**EXERCISE DETAILS**
From the line containing "Convert this screenshot" to the last line of the records below, retype every line exactly and output nothing else.

BEGIN RECORDS SUPPLIED

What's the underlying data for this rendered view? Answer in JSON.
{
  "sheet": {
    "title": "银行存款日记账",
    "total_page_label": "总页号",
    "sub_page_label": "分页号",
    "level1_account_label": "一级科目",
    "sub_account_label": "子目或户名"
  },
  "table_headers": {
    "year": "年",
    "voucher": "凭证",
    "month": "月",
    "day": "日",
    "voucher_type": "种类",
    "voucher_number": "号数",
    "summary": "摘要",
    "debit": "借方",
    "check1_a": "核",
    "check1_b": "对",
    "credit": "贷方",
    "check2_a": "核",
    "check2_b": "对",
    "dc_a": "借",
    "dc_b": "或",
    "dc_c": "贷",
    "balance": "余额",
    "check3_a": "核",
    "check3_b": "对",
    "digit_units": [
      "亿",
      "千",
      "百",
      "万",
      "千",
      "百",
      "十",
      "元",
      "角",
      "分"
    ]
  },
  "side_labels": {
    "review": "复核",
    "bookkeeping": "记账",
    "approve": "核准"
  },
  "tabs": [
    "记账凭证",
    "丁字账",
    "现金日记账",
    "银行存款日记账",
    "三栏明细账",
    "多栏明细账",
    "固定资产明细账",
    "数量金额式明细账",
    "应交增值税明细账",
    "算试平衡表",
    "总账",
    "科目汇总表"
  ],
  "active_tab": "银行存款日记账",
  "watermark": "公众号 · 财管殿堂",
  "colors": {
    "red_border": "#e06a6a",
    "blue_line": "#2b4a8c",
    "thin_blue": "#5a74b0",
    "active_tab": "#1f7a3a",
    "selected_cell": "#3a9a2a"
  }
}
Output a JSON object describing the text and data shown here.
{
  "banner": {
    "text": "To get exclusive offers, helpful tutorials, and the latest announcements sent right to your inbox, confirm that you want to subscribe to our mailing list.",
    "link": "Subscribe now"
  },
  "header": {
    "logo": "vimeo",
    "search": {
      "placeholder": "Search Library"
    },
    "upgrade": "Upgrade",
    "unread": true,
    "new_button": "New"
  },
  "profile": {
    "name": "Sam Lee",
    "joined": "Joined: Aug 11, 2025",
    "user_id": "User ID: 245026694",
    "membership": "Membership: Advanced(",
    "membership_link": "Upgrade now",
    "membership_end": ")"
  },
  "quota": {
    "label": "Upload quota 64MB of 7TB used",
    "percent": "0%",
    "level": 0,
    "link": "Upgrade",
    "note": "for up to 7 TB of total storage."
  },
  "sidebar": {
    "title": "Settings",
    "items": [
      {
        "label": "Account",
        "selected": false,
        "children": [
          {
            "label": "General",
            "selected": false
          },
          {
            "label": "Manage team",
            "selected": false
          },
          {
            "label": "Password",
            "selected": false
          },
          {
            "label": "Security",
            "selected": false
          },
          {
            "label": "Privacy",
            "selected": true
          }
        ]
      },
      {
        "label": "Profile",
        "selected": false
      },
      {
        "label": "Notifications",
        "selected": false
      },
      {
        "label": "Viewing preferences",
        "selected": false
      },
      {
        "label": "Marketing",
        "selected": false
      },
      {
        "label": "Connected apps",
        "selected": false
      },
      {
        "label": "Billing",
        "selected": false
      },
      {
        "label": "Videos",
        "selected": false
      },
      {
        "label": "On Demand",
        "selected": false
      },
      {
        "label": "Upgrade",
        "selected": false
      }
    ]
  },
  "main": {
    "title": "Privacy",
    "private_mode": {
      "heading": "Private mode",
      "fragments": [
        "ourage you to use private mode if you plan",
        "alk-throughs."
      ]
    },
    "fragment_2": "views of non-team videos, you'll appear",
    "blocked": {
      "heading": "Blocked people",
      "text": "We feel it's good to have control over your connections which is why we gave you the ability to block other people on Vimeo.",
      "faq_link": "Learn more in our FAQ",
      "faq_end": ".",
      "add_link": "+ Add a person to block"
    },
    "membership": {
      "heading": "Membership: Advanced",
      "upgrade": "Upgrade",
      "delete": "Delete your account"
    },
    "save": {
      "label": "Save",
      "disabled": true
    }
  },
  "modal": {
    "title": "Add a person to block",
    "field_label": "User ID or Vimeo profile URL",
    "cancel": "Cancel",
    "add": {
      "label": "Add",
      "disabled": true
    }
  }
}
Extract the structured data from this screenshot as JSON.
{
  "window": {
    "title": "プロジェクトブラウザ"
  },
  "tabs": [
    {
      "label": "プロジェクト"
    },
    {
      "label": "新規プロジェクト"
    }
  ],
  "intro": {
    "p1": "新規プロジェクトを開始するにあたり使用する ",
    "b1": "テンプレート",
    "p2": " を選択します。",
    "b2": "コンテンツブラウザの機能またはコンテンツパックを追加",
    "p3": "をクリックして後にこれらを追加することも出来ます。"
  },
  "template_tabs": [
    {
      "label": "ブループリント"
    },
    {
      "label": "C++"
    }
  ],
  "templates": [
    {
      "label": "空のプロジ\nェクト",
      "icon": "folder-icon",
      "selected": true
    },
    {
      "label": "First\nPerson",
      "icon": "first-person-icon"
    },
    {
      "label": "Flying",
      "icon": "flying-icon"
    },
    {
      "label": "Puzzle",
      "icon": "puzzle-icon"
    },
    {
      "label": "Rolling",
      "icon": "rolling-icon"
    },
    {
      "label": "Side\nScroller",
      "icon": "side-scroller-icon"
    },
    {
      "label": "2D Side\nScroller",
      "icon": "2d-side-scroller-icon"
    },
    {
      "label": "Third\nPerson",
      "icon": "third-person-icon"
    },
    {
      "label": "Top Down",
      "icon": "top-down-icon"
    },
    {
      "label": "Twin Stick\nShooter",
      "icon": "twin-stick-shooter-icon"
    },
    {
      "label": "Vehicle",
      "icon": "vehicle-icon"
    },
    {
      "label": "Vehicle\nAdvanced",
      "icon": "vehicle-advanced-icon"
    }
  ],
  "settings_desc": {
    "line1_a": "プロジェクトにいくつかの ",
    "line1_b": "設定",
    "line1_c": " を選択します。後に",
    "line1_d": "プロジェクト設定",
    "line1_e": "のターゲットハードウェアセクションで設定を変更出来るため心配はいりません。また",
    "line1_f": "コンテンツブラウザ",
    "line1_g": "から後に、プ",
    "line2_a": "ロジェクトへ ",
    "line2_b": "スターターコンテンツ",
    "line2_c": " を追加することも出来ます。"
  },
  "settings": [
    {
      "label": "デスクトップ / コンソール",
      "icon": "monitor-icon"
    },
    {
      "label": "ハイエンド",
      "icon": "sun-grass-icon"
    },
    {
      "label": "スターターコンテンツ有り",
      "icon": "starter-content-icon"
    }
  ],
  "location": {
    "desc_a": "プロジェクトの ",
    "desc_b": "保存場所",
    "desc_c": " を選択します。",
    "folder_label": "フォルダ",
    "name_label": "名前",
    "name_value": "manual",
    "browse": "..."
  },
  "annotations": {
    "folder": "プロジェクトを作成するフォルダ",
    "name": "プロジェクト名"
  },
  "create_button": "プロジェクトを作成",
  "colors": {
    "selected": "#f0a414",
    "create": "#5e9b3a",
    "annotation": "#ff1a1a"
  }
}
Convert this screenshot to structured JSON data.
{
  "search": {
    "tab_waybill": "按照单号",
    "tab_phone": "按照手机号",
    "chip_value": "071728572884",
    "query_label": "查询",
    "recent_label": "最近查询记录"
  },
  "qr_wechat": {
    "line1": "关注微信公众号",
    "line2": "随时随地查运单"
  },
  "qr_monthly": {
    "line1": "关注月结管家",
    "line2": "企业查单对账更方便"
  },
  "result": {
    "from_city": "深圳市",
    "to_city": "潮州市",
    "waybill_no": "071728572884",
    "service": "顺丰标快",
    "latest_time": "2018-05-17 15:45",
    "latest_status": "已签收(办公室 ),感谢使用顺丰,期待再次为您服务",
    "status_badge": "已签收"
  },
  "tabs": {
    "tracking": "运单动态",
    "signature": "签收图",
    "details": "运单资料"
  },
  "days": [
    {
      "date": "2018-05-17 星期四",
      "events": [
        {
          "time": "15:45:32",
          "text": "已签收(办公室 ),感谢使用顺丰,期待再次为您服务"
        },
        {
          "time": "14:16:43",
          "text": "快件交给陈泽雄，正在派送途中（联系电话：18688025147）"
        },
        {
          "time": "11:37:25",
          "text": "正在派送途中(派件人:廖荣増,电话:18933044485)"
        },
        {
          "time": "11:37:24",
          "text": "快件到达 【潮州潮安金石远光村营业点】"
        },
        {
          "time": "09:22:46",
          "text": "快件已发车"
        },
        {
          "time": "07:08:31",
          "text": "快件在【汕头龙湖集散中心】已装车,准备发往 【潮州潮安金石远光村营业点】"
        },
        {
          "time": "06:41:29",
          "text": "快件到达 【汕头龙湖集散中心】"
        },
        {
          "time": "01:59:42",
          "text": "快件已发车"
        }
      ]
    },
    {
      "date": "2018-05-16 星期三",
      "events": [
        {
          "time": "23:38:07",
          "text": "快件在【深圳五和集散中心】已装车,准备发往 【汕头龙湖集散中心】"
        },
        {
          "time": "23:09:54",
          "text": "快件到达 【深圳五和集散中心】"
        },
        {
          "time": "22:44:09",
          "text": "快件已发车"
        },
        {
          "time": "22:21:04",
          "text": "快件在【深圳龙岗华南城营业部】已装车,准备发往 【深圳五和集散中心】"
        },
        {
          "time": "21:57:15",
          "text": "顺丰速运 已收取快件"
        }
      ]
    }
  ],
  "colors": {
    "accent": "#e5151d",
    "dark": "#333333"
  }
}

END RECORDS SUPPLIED

**SOLUTION**
Convert this screenshot to structured JSON data.
{
  "search": {
    "tab_waybill": "按照单号",
    "tab_phone": "按照手机号",
    "chip_value": "071728572884",
    "query_label": "查询",
    "recent_label": "最近查询记录"
  },
  "qr_wechat": {
    "line1": "关注微信公众号",
    "line2": "随时随地查运单"
  },
  "qr_monthly": {
    "line1": "关注月结管家",
    "line2": "企业查单对账更方便"
  },
  "result": {
    "from_city": "深圳市",
    "to_city": "潮州市",
    "waybill_no": "071728572884",
    "service": "顺丰标快",
    "latest_time": "2018-05-17 15:45",
    "latest_status": "已签收(办公室 ),感谢使用顺丰,期待再次为您服务",
    "status_badge": "已签收"
  },
  "tabs": {
    "tracking": "运单动态",
    "signature": "签收图",
    "details": "运单资料"
  },
  "days": [
    {
      "date": "2018-05-17 星期四",
      "events": [
        {
          "time": "15:45:32",
          "text": "已签收(办公室 ),感谢使用顺丰,期待再次为您服务"
        },
        {
          "time": "14:16:43",
          "text": "快件交给陈泽雄，正在派送途中（联系电话：18688025147）"
        },
        {
          "time": "11:37:25",
          "text": "正在派送途中(派件人:廖荣増,电话:18933044485)"
        },
        {
          "time": "11:37:24",
          "text": "快件到达 【潮州潮安金石远光村营业点】"
        },
        {
          "time": "09:22:46",
          "text": "快件已发车"
        },
        {
          "time": "07:08:31",
          "text": "快件在【汕头龙湖集散中心】已装车,准备发往 【潮州潮安金石远光村营业点】"
        },
        {
          "time": "06:41:29",
          "text": "快件到达 【汕头龙湖集散中心】"
        },
        {
          "time": "01:59:42",
          "text": "快件已发车"
        }
      ]
    },
    {
      "date": "2018-05-16 星期三",
      "events": [
        {
          "time": "23:38:07",
          "text": "快件在【深圳五和集散中心】已装车,准备发往 【汕头龙湖集散中心】"
        },
        {
          "time": "23:09:54",
          "text": "快件到达 【深圳五和集散中心】"
        },
        {
          "time": "22:44:09",
          "text": "快件已发车"
        },
        {
          "time": "22:21:04",
          "text": "快件在【深圳龙岗华南城营业部】已装车,准备发往 【深圳五和集散中心】"
        },
        {
          "time": "21:57:15",
          "text": "顺丰速运 已收取快件"
        }
      ]
    }
  ],
  "colors": {
    "accent": "#e5151d",
    "dark": "#333333"
  }
}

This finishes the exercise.